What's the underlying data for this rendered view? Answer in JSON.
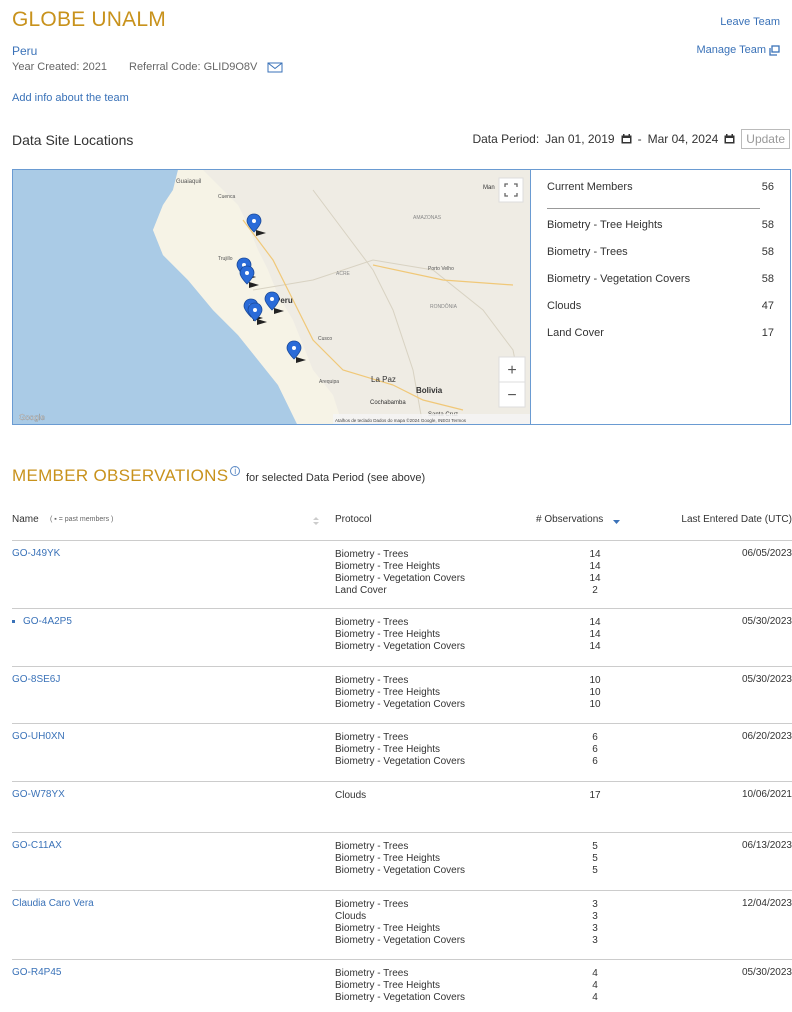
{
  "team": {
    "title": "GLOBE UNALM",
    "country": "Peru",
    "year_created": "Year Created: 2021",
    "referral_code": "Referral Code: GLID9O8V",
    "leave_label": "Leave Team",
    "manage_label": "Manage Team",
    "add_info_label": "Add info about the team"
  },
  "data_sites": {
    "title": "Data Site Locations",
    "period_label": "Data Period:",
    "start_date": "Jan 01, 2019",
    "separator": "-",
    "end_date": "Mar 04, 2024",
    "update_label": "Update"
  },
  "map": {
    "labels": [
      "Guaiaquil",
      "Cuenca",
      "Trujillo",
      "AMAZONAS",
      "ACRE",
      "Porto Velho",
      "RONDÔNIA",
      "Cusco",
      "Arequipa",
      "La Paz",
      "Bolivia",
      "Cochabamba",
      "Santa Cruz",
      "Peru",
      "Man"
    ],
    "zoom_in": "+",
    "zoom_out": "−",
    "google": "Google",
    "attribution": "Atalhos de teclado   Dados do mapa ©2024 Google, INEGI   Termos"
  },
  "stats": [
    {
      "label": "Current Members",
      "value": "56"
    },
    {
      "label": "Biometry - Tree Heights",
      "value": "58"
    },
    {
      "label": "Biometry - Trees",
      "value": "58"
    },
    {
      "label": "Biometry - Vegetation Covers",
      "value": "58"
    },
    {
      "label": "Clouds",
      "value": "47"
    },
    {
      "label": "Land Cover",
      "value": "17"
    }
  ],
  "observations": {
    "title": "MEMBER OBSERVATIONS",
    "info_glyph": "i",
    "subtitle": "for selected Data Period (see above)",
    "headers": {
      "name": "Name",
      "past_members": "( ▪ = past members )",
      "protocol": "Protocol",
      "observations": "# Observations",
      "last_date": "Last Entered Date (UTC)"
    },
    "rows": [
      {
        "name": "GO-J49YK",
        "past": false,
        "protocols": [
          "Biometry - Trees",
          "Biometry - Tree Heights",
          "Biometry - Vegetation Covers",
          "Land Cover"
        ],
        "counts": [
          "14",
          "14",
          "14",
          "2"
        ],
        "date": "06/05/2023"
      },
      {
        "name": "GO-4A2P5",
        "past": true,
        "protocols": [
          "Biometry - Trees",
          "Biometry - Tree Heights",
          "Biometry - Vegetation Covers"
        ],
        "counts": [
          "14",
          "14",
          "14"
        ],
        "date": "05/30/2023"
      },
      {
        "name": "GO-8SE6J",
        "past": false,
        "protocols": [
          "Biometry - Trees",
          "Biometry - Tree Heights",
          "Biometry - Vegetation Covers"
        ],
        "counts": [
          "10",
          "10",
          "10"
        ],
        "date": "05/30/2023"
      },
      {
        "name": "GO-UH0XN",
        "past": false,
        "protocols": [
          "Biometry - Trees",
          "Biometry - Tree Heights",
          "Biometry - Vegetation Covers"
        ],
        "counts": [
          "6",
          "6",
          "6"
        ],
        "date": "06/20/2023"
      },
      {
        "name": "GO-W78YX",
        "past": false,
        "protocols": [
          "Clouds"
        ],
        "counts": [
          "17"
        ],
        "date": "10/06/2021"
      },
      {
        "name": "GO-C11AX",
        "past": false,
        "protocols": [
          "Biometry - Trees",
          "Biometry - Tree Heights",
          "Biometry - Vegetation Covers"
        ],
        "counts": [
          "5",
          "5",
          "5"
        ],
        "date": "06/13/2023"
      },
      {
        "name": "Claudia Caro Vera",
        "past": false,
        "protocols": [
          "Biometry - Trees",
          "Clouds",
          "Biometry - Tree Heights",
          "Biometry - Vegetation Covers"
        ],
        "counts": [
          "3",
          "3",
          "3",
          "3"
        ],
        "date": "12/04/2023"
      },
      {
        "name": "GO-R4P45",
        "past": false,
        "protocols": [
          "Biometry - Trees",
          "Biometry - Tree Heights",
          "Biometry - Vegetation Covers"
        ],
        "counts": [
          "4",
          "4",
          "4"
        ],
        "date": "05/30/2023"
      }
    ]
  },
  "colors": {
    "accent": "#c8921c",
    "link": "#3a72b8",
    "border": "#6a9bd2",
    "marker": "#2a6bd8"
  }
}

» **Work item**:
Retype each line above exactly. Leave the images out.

» **Answer for this exercise**:
What's the underlying data for this rendered view? Answer in JSON.
{
  "team": {
    "title": "GLOBE UNALM",
    "country": "Peru",
    "year_created": "Year Created: 2021",
    "referral_code": "Referral Code: GLID9O8V",
    "leave_label": "Leave Team",
    "manage_label": "Manage Team",
    "add_info_label": "Add info about the team"
  },
  "data_sites": {
    "title": "Data Site Locations",
    "period_label": "Data Period:",
    "start_date": "Jan 01, 2019",
    "separator": "-",
    "end_date": "Mar 04, 2024",
    "update_label": "Update"
  },
  "map": {
    "labels": [
      "Guaiaquil",
      "Cuenca",
      "Trujillo",
      "AMAZONAS",
      "ACRE",
      "Porto Velho",
      "RONDÔNIA",
      "Cusco",
      "Arequipa",
      "La Paz",
      "Bolivia",
      "Cochabamba",
      "Santa Cruz",
      "Peru",
      "Man"
    ],
    "zoom_in": "+",
    "zoom_out": "−",
    "google": "Google",
    "attribution": "Atalhos de teclado   Dados do mapa ©2024 Google, INEGI   Termos"
  },
  "stats": [
    {
      "label": "Current Members",
      "value": "56"
    },
    {
      "label": "Biometry - Tree Heights",
      "value": "58"
    },
    {
      "label": "Biometry - Trees",
      "value": "58"
    },
    {
      "label": "Biometry - Vegetation Covers",
      "value": "58"
    },
    {
      "label": "Clouds",
      "value": "47"
    },
    {
      "label": "Land Cover",
      "value": "17"
    }
  ],
  "observations": {
    "title": "MEMBER OBSERVATIONS",
    "info_glyph": "i",
    "subtitle": "for selected Data Period (see above)",
    "headers": {
      "name": "Name",
      "past_members": "( ▪ = past members )",
      "protocol": "Protocol",
      "observations": "# Observations",
      "last_date": "Last Entered Date (UTC)"
    },
    "rows": [
      {
        "name": "GO-J49YK",
        "past": false,
        "protocols": [
          "Biometry - Trees",
          "Biometry - Tree Heights",
          "Biometry - Vegetation Covers",
          "Land Cover"
        ],
        "counts": [
          "14",
          "14",
          "14",
          "2"
        ],
        "date": "06/05/2023"
      },
      {
        "name": "GO-4A2P5",
        "past": true,
        "protocols": [
          "Biometry - Trees",
          "Biometry - Tree Heights",
          "Biometry - Vegetation Covers"
        ],
        "counts": [
          "14",
          "14",
          "14"
        ],
        "date": "05/30/2023"
      },
      {
        "name": "GO-8SE6J",
        "past": false,
        "protocols": [
          "Biometry - Trees",
          "Biometry - Tree Heights",
          "Biometry - Vegetation Covers"
        ],
        "counts": [
          "10",
          "10",
          "10"
        ],
        "date": "05/30/2023"
      },
      {
        "name": "GO-UH0XN",
        "past": false,
        "protocols": [
          "Biometry - Trees",
          "Biometry - Tree Heights",
          "Biometry - Vegetation Covers"
        ],
        "counts": [
          "6",
          "6",
          "6"
        ],
        "date": "06/20/2023"
      },
      {
        "name": "GO-W78YX",
        "past": false,
        "protocols": [
          "Clouds"
        ],
        "counts": [
          "17"
        ],
        "date": "10/06/2021"
      },
      {
        "name": "GO-C11AX",
        "past": false,
        "protocols": [
          "Biometry - Trees",
          "Biometry - Tree Heights",
          "Biometry - Vegetation Covers"
        ],
        "counts": [
          "5",
          "5",
          "5"
        ],
        "date": "06/13/2023"
      },
      {
        "name": "Claudia Caro Vera",
        "past": false,
        "protocols": [
          "Biometry - Trees",
          "Clouds",
          "Biometry - Tree Heights",
          "Biometry - Vegetation Covers"
        ],
        "counts": [
          "3",
          "3",
          "3",
          "3"
        ],
        "date": "12/04/2023"
      },
      {
        "name": "GO-R4P45",
        "past": false,
        "protocols": [
          "Biometry - Trees",
          "Biometry - Tree Heights",
          "Biometry - Vegetation Covers"
        ],
        "counts": [
          "4",
          "4",
          "4"
        ],
        "date": "05/30/2023"
      }
    ]
  },
  "colors": {
    "accent": "#c8921c",
    "link": "#3a72b8",
    "border": "#6a9bd2",
    "marker": "#2a6bd8"
  }
}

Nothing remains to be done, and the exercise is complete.